Please output every record below exactly as written, leaving out any pictures.

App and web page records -
——————
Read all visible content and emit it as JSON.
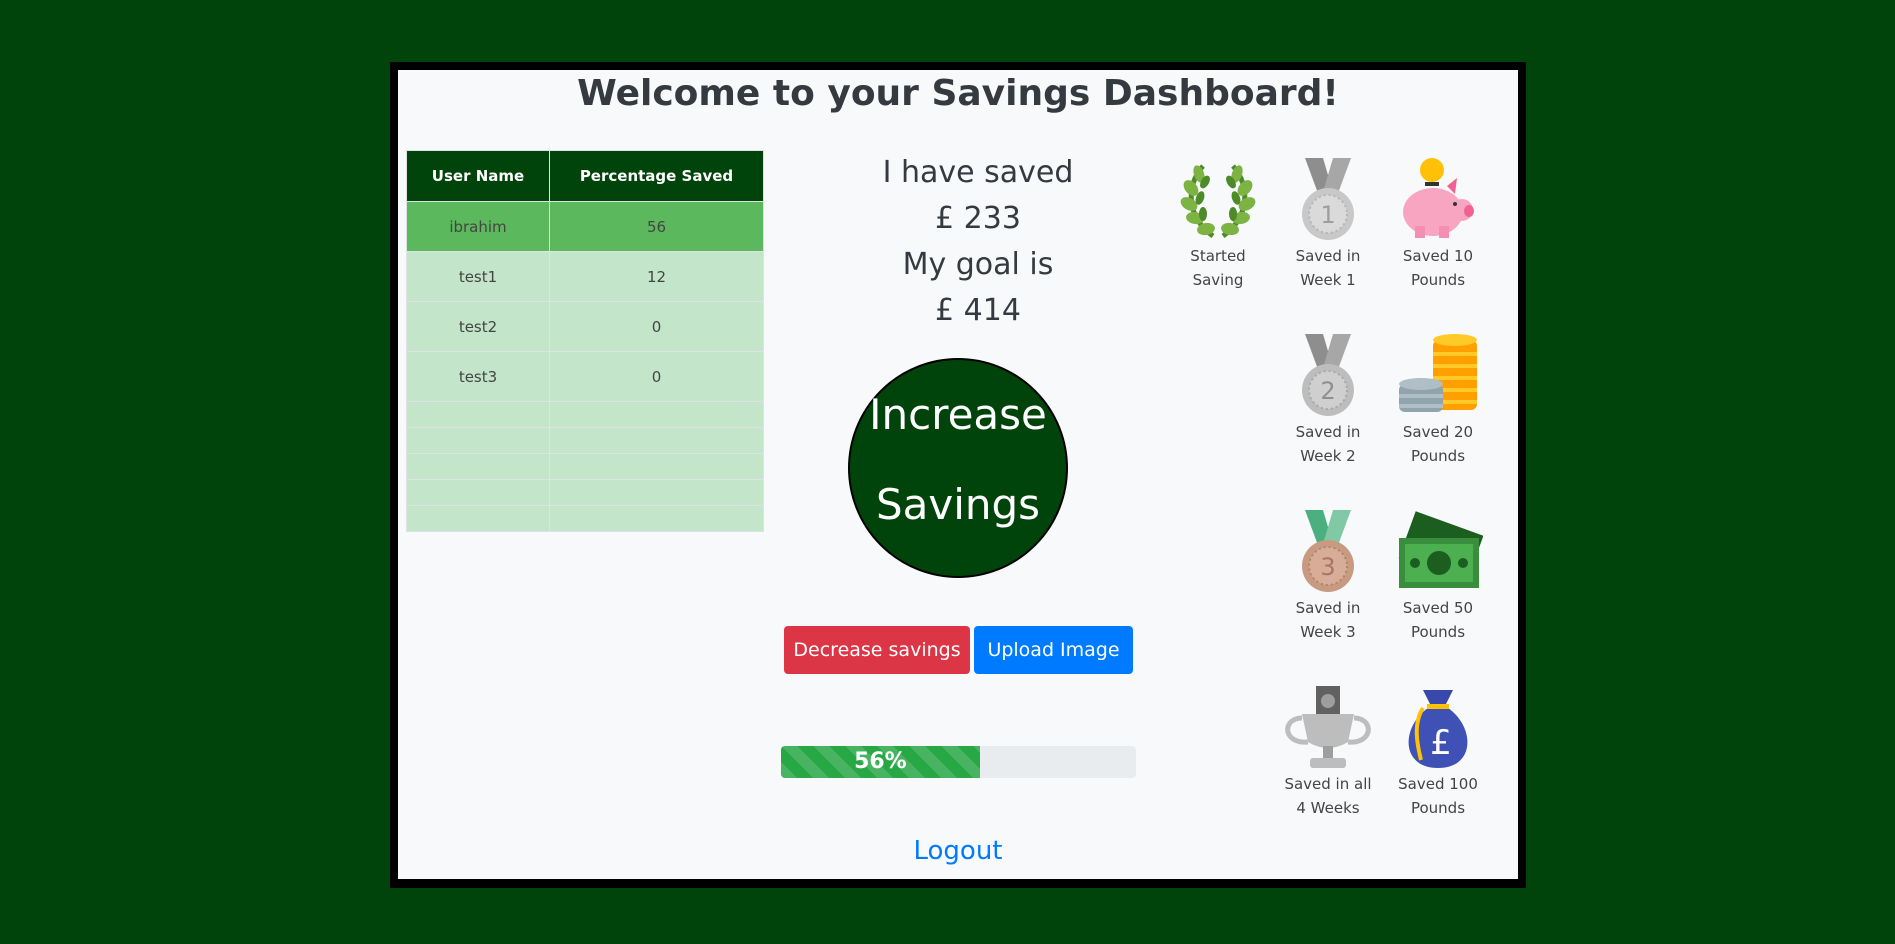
{
  "page": {
    "title": "Welcome to your Savings Dashboard!"
  },
  "leaderboard": {
    "headers": [
      "User Name",
      "Percentage Saved"
    ],
    "rows": [
      {
        "name": "ibrahim",
        "percent": "56"
      },
      {
        "name": "test1",
        "percent": "12"
      },
      {
        "name": "test2",
        "percent": "0"
      },
      {
        "name": "test3",
        "percent": "0"
      }
    ]
  },
  "summary": {
    "saved_label": "I have saved",
    "saved_amount": "£ 233",
    "goal_label": "My goal is",
    "goal_amount": "£ 414"
  },
  "increase_button": {
    "line1": "Increase",
    "line2": "Savings"
  },
  "buttons": {
    "decrease": "Decrease savings",
    "upload": "Upload Image"
  },
  "progress": {
    "value": 56,
    "label": "56%"
  },
  "logout": "Logout",
  "badges": [
    {
      "icon": "laurel-wreath-icon",
      "line1": "Started",
      "line2": "Saving"
    },
    {
      "icon": "medal-1-icon",
      "line1": "Saved in",
      "line2": "Week 1"
    },
    {
      "icon": "piggy-bank-icon",
      "line1": "Saved 10",
      "line2": "Pounds"
    },
    {
      "icon": "medal-2-icon",
      "line1": "Saved in",
      "line2": "Week 2"
    },
    {
      "icon": "coin-stack-icon",
      "line1": "Saved 20",
      "line2": "Pounds"
    },
    {
      "icon": "medal-3-icon",
      "line1": "Saved in",
      "line2": "Week 3"
    },
    {
      "icon": "banknotes-icon",
      "line1": "Saved 50",
      "line2": "Pounds"
    },
    {
      "icon": "trophy-icon",
      "line1": "Saved in all",
      "line2": "4 Weeks"
    },
    {
      "icon": "money-bag-icon",
      "line1": "Saved 100",
      "line2": "Pounds"
    }
  ],
  "colors": {
    "background": "#00440c",
    "table_header": "#00440c",
    "highlight_row": "#5cb85c",
    "row": "#c3e6cb",
    "danger": "#dc3545",
    "primary": "#007bff",
    "success": "#28a745"
  }
}
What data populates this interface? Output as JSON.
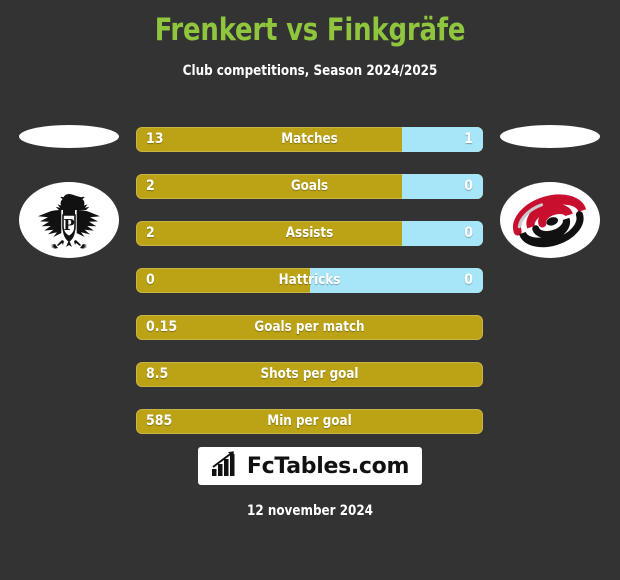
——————
Task solution -
Read all visible content and emit it as JSON.
{
  "page": {
    "title": "Welcome to your Savings Dashboard!"
  },
  "leaderboard": {
    "headers": [
      "User Name",
      "Percentage Saved"
    ],
    "rows": [
      {
        "name": "ibrahim",
        "percent": "56"
      },
      {
        "name": "test1",
        "percent": "12"
      },
      {
        "name": "test2",
        "percent": "0"
      },
      {
        "name": "test3",
        "percent": "0"
      }
    ]
  },
  "summary": {
    "saved_label": "I have saved",
    "saved_amount": "£ 233",
    "goal_label": "My goal is",
    "goal_amount": "£ 414"
  },
  "increase_button": {
    "line1": "Increase",
    "line2": "Savings"
  },
  "buttons": {
    "decrease": "Decrease savings",
    "upload": "Upload Image"
  },
  "progress": {
    "value": 56,
    "label": "56%"
  },
  "logout": "Logout",
  "badges": [
    {
      "icon": "laurel-wreath-icon",
      "line1": "Started",
      "line2": "Saving"
    },
    {
      "icon": "medal-1-icon",
      "line1": "Saved in",
      "line2": "Week 1"
    },
    {
      "icon": "piggy-bank-icon",
      "line1": "Saved 10",
      "line2": "Pounds"
    },
    {
      "icon": "medal-2-icon",
      "line1": "Saved in",
      "line2": "Week 2"
    },
    {
      "icon": "coin-stack-icon",
      "line1": "Saved 20",
      "line2": "Pounds"
    },
    {
      "icon": "medal-3-icon",
      "line1": "Saved in",
      "line2": "Week 3"
    },
    {
      "icon": "banknotes-icon",
      "line1": "Saved 50",
      "line2": "Pounds"
    },
    {
      "icon": "trophy-icon",
      "line1": "Saved in all",
      "line2": "4 Weeks"
    },
    {
      "icon": "money-bag-icon",
      "line1": "Saved 100",
      "line2": "Pounds"
    }
  ],
  "colors": {
    "background": "#00440c",
    "table_header": "#00440c",
    "highlight_row": "#5cb85c",
    "row": "#c3e6cb",
    "danger": "#dc3545",
    "primary": "#007bff",
    "success": "#28a745"
  }
}
What data populates this interface? Output as JSON.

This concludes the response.